Next to L.A. Louver Gallery, at Griffin Contemporary, there is an exhibition of rare photographs by a woman who defies all rules applied to mere mortals. At the age of 101, Leni Riefenstahl is the most famous filmmaker of the century - equally hated and admired. Her two movies, Triumph of the Will and Olympia, were used to maximum effect by the Nazi propaganda machine. However, she still refuses any responsibility, claiming that her intentions were purely artistic. Here at the gallery, one can have a rare glimpse of her black and white photos made during the filming of OLYMPIA. They are from a unique portfolio made by the artist as a present to the head of the German Uffa Film Studio.

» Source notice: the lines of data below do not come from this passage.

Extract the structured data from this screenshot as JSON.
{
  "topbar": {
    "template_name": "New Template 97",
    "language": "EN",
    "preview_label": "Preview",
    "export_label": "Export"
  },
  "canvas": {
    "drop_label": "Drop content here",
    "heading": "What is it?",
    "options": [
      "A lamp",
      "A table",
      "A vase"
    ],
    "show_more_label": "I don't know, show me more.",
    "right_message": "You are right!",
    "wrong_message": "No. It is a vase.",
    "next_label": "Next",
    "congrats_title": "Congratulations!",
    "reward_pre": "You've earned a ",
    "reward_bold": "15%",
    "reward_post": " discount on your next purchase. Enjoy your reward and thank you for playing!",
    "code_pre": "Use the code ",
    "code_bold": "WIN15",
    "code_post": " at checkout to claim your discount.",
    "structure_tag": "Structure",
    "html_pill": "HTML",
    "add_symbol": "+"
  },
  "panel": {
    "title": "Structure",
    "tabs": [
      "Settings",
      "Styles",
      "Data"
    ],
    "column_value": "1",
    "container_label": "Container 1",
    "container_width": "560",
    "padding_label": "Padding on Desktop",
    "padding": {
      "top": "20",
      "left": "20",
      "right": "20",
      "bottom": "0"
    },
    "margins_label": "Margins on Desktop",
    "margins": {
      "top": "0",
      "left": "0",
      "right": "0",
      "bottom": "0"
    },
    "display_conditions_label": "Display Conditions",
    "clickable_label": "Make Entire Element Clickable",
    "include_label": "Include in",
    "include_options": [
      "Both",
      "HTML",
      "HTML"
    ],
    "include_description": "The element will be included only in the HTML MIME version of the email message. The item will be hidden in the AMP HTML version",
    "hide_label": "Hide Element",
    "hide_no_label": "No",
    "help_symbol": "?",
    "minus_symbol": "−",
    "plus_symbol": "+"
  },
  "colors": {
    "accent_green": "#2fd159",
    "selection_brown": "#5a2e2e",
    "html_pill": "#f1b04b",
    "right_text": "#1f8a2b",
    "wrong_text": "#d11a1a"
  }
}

At the Christopher Grimes Gallery there is an exhibition of the German painter Anton Henning that presents - depending on one's mood - a dazzling, or confusing, variety of styles and subjects. There are large interiors of his studios in Berlin; there are female and male nudes, including the artist's self-portrait; there are large still-lifes of flowers and, unexpectedly, a few abstract compositions. The artist is not shy about either the subject or the color; some paintings are monochromatic, with colors that may catch you off-guard. Even his brushwork has something of an in-your-face quality. He is clearly a provocateur, and a very talented one at that. Anton Henning is also a good student of modern and contemporary art, with the skills to match. The only disappointment is that the artist chose not to paint the gallery walls with colorful interlocking geometric shapes as a backdrop for his paintings, the way he has done for his previous shows. For that, you might want to check out his catalogue.
"Edgard de Souza" and
"John McCracken: New Sculptures"
July 9 - August 30, 2003
LA Louver Gallery
45 North Venice Blvd
Venice, CA 90291
July 12 - August 16, 2003
55 N. Venice Blvd
Venice, CA 90291
"Anton Henning: Was Ihr Wollt! (What You Want!)"
July 18 - August 30, 2003
Christopher Grimes Gallery
916 Colorado Avenue
Santa Monica, CA 90401